WHAT IS NEEDED -> Among the entries below, find each line holding "icon" and return it.

Data excerpts
________

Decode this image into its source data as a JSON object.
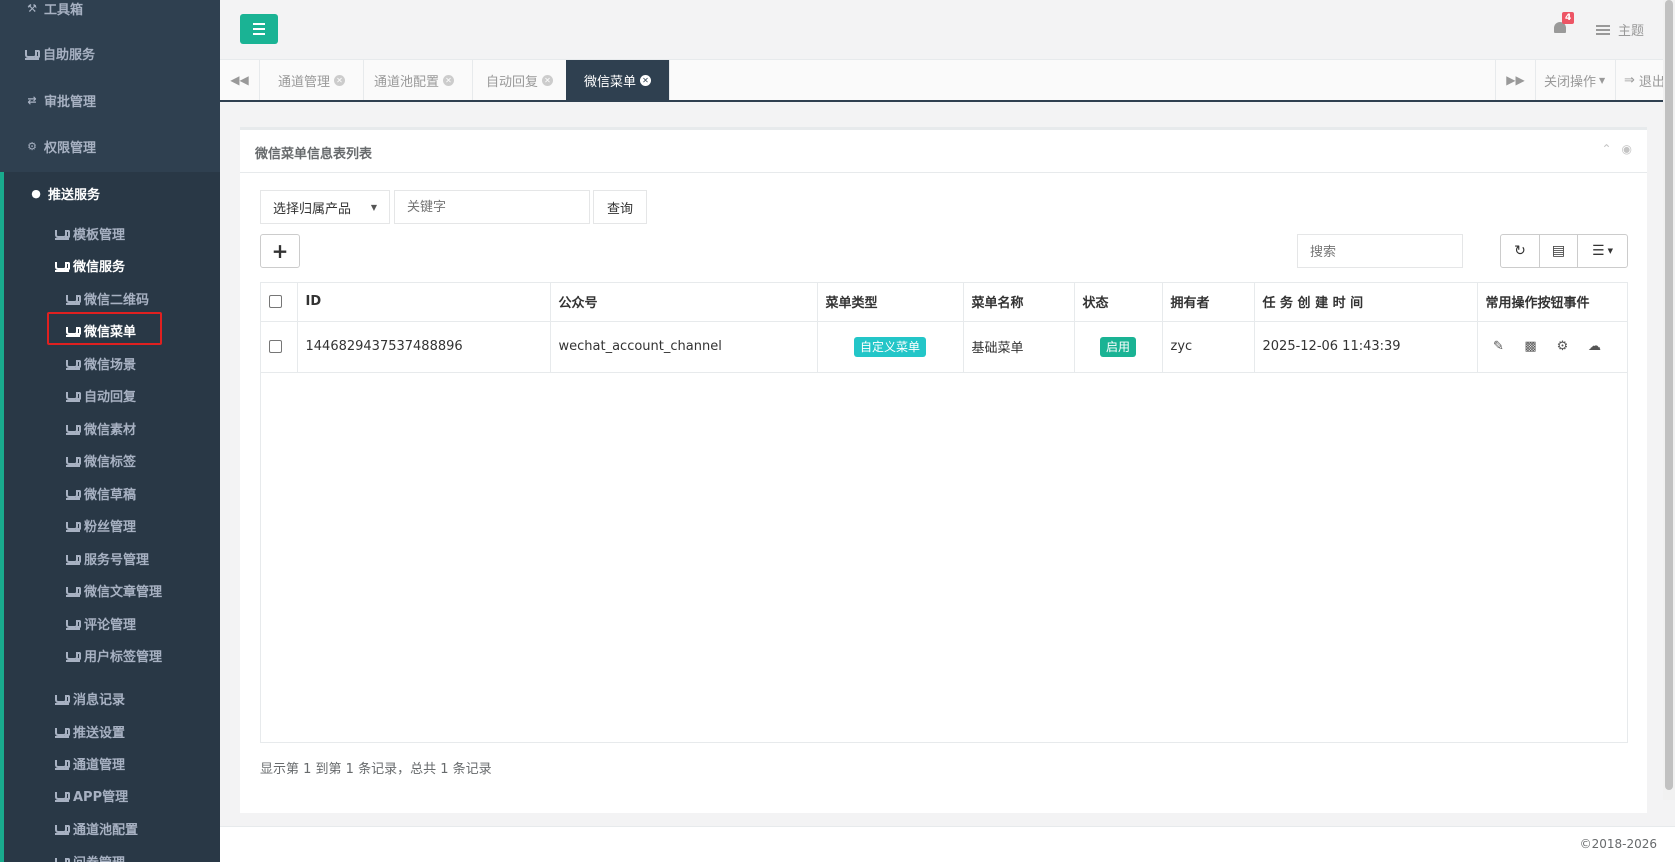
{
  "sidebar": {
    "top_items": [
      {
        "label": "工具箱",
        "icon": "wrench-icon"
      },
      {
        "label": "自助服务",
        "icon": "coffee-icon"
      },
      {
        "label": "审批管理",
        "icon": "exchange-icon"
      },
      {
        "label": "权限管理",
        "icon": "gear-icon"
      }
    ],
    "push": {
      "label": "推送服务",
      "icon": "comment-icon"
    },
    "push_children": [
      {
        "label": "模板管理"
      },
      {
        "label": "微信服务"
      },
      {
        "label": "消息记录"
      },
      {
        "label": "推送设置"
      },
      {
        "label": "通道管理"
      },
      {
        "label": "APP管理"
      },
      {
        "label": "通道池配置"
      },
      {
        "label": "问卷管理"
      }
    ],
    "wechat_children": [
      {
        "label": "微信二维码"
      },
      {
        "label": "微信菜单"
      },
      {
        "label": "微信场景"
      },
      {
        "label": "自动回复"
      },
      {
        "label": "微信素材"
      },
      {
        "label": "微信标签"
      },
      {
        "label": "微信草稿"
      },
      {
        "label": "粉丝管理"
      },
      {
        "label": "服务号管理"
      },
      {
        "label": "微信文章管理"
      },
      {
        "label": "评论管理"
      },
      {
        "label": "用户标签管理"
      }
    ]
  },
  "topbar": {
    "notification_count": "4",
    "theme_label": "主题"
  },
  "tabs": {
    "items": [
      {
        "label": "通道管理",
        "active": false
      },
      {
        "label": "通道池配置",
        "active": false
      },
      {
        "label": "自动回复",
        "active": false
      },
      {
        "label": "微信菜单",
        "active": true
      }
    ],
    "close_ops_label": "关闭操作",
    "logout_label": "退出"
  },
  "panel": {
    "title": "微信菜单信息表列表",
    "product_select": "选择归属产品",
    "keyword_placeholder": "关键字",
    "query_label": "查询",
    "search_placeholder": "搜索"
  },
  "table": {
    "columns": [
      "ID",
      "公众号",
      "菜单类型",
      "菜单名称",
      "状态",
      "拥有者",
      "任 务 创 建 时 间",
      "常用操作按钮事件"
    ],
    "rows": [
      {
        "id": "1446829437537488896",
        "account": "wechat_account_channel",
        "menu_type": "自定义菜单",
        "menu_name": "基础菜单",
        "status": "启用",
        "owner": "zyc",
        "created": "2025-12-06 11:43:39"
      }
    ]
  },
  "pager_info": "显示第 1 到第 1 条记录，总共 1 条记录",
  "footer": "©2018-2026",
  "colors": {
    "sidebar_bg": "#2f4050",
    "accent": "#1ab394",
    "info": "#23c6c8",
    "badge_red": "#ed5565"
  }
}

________

ANSWER TO THE PROBLEM ->
        "icon": "wrench-icon"
        "icon": "coffee-icon"
        "icon": "exchange-icon"
        "icon": "gear-icon"
      "icon": "comment-icon"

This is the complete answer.